PIP has two parts – a daily living component and a mobility component. Each component has two rates of payment, a standard rate and an enhanced rate. Which components you get and which rates they are paid depend on how you score in the medical assessment. In the medical assessment, a healthcare professional assesses your ability to do daily living activities like cooking, eating, taking medication, washing and dressing and your ability to get around outdoors. Points are awarded based on how difficult you find each activity. These points determine how much you might receive.

As well as scoring points, at the time of the claim, you will need to have had the same (or more) difficulties or needs for the past three months, and expect to have the same (or more) difficulties or needs for the next nine months. An exception to this if you are transferring on to PIP from DLA.

Most awards of PIP are for fixed periods.

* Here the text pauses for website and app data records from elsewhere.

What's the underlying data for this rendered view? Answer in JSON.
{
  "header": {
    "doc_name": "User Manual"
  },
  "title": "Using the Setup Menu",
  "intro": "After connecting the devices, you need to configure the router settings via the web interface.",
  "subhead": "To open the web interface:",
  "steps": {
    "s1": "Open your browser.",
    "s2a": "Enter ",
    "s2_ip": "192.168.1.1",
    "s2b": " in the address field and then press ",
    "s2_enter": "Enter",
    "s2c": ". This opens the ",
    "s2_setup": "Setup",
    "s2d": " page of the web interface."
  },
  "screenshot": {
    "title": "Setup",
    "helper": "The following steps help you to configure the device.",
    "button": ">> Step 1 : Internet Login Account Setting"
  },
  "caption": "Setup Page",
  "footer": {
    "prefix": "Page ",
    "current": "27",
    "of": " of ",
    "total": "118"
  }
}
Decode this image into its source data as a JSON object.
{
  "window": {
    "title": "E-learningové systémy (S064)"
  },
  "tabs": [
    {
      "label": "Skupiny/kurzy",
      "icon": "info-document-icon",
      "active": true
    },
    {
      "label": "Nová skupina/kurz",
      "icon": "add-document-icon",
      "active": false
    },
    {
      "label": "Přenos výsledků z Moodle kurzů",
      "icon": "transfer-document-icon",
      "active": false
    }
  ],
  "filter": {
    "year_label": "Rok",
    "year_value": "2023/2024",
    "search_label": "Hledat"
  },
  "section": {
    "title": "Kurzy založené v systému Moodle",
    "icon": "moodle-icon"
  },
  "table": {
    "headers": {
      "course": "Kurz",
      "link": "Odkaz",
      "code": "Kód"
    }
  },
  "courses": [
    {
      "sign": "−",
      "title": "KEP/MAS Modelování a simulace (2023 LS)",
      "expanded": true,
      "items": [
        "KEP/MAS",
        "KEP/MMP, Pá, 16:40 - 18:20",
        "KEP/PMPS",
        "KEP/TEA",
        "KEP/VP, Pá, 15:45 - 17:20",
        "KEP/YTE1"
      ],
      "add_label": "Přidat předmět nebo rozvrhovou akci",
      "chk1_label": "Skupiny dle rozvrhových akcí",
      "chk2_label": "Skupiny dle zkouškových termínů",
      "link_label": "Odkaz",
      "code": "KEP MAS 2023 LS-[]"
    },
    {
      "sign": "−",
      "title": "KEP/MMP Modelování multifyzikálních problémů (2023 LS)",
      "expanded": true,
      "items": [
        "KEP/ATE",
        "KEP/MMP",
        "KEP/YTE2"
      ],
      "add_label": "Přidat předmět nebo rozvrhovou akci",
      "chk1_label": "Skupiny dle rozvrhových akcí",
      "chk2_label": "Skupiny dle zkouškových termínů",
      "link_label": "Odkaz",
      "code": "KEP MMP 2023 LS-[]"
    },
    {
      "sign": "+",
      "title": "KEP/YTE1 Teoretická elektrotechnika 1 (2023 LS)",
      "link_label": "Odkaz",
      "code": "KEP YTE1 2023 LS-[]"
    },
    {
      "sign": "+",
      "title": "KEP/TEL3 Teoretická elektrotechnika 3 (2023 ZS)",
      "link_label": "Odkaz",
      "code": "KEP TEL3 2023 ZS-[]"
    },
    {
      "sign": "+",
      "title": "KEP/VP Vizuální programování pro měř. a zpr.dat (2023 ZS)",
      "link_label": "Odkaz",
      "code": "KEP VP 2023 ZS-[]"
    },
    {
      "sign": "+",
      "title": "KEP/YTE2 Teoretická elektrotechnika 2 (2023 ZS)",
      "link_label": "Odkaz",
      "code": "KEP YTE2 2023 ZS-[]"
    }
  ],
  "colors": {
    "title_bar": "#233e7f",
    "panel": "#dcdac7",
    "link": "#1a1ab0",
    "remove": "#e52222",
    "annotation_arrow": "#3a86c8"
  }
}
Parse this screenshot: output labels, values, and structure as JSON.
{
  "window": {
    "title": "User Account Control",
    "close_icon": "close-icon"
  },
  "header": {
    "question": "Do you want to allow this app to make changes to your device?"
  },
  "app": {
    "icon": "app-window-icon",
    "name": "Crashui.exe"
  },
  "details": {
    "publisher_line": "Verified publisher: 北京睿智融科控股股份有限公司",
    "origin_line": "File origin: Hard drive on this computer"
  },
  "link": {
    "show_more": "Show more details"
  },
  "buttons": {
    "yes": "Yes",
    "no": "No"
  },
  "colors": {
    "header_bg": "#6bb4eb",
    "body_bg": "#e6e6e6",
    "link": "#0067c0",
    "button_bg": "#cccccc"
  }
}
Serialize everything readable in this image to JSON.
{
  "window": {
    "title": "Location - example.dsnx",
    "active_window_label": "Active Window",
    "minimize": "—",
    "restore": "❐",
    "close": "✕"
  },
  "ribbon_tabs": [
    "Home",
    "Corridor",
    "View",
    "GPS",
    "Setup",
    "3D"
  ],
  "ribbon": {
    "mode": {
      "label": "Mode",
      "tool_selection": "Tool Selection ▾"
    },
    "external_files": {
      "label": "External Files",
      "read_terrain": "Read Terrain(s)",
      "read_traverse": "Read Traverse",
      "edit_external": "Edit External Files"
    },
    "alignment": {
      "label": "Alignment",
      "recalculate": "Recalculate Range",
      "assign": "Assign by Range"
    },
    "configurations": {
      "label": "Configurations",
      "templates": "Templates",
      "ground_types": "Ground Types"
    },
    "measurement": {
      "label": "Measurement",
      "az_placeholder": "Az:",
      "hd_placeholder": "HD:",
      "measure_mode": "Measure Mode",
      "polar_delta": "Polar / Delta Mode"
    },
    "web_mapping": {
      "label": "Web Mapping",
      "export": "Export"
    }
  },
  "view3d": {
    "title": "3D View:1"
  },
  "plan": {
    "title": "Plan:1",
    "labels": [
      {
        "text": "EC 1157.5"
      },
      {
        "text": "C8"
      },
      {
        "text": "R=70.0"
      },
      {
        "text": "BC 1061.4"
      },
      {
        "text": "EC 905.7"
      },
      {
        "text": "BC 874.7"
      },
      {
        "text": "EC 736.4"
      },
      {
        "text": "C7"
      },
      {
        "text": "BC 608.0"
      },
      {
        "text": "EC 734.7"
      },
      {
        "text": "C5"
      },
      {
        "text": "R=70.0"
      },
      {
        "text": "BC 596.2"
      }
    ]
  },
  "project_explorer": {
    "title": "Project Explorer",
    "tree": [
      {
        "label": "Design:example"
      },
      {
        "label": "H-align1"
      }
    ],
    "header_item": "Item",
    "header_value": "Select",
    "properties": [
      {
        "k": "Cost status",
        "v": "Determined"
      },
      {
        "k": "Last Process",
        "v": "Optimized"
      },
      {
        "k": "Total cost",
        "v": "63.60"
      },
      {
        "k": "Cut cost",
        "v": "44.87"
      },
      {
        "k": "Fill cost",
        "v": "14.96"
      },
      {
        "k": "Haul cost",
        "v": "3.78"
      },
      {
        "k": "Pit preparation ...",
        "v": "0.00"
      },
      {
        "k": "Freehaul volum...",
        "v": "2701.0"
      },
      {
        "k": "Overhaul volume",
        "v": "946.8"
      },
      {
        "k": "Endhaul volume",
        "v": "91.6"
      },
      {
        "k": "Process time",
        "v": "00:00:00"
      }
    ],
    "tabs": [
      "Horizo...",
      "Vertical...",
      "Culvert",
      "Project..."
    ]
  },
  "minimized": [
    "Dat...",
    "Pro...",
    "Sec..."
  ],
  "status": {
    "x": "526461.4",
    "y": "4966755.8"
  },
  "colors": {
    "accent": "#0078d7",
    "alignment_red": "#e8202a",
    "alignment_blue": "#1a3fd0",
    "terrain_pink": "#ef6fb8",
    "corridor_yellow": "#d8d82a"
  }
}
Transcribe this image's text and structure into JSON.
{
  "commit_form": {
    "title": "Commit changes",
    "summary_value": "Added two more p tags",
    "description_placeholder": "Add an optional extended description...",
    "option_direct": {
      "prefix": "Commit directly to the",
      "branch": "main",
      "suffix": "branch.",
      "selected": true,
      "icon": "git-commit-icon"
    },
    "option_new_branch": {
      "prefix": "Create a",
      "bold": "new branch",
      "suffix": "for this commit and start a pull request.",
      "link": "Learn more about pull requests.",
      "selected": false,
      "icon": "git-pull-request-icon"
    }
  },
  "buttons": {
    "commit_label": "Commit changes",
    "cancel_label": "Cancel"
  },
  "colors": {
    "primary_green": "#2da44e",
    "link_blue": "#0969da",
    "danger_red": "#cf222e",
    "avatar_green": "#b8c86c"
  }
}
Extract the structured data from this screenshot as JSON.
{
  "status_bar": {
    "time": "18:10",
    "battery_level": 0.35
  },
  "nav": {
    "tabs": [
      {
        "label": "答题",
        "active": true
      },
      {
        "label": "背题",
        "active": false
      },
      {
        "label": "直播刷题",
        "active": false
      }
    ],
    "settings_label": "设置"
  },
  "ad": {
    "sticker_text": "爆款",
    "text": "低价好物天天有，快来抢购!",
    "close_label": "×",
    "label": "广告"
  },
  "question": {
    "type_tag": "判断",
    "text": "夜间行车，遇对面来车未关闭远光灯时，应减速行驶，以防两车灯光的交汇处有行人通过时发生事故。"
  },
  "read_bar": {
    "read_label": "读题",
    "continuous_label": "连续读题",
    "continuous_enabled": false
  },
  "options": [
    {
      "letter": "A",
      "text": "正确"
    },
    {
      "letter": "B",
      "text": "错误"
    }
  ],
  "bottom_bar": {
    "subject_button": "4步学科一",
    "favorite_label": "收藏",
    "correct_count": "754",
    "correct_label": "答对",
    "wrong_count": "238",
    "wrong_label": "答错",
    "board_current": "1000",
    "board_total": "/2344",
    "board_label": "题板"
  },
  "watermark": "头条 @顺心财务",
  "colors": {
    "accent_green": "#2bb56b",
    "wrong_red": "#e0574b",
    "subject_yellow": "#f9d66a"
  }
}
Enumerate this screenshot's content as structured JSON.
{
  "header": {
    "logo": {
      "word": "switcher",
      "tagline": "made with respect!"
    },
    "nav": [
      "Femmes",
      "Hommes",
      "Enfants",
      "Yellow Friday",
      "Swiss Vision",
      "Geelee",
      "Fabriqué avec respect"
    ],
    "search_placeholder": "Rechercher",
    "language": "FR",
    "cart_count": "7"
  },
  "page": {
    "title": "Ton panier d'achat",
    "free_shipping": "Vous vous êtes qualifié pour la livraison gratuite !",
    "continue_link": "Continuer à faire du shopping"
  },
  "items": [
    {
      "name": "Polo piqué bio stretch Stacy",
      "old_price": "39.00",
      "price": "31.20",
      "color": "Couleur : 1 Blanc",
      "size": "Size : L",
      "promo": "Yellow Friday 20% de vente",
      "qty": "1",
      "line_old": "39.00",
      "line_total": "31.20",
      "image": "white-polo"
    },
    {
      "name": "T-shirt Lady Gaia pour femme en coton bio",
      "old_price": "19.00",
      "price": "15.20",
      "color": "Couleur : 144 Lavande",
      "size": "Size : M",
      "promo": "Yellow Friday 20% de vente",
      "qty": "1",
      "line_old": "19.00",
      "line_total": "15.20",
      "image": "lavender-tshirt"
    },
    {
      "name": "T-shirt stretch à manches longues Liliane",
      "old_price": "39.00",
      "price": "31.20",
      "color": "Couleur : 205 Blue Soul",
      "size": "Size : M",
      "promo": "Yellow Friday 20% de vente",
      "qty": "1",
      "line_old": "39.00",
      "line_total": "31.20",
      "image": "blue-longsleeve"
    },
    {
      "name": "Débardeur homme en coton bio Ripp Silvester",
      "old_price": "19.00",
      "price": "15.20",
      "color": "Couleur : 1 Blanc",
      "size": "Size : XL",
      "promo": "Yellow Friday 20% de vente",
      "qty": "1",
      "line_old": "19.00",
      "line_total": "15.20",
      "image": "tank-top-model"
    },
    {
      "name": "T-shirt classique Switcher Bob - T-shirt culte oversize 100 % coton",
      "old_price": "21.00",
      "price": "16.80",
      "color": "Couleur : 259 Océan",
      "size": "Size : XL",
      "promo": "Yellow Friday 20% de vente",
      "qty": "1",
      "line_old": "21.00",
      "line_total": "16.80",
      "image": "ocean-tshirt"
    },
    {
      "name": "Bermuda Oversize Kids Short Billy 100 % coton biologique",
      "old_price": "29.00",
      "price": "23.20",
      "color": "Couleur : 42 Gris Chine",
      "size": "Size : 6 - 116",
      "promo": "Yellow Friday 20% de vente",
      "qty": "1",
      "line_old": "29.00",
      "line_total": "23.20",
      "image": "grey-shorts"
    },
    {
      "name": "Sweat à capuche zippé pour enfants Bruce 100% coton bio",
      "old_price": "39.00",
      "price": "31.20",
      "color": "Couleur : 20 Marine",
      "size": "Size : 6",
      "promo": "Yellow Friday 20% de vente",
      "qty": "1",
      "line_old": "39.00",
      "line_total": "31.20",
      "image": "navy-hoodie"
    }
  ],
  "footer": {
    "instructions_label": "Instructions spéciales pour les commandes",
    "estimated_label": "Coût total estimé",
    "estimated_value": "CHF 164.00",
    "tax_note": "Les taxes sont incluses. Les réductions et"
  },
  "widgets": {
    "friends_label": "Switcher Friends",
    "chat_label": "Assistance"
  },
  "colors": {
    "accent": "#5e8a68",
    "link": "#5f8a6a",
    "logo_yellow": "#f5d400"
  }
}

When your award expires, you will have to re-apply and be assessed again, in case your needs have increased or decreased over time.

Employment and Support Allowance

If you are unable to work because of sickness or disability and you do not get Statutory Sick Pay, you may be able to claim Employment and Support Allowance (ESA). You cannot usually receive ESA if you are in relevant education or you are a full-time student, however you may claim whilst studying if you receive DLA or PIP.

You must have “limited capability for work” to get ESA.  You will be asked to attend a medical assessment where a healthcare professional assesses your capabilities. It is important that you attend the medical assessment and keep submitting your sick notes (often called fit notes or Statements of Fitness for Work) to keep your claim in payment.

There are two types of ESA. Contributory ESA is available to people who have paid enough national insurance contributions within a certain time. The amount you get is just for you and it doesn’t depend on your income. Income-related ESA is available to people whose household income and savings are low enough.  The amount you get is for you and your partner (if you have one) and depends on how much income and savings you both have.  Some people get both types of ESA, for example because they are a couple but only one of them has paid enough National Insurance to get Contributory ESA. The rates of ESA depend on your age, whether you live with a partner and how you score in the limited capability for work assessment.

Benefits for students 

If you are aged under 20 and in full-time relevant education, you cannot usually claim benefits.  Relevant education includes full-time courses such as AS and A levels, NVQ and SVQ level 3 and below, BTEC.  However, if you are receiving DLA or PIP, are a parent or you live away from your family, you might be entitled to some benefits. 

If you are in full-time advanced education, you cannot usually claim benefits.  Advanced education includes degree or postgraduate courses, courses above A level or advanced GNVQs.  However, if you are a lone parent, you care for a disabled person or you are under 21 and live away from your family, you could be entitled to some benefits.  Income from a student grant or loan can  affect your welfare benefit entitlements.

If you are studying part-time, you could be entitled to some benefits. The rules around benefits for students can be complicated, so you should seek advice from a local adviser – you can find one in your area using There is also further information about benefits for students at

Charity grants

If you’re struggling financially, it’s also worth checking if you may be eligible for help from a grant-giving charity.

The free Turn2us Grants Search, available at, features over 3,000 charitable funds that give grants and other support to individuals in various different circumstances. The Grants Search also includes details of each fund’s eligibility criteria and how to apply.

There are funds available to help people in financial hardship, people who have specific illnesses or disabilities.

Grants may be able to help with bills and other living expenses, education costs, or for one-off essential items.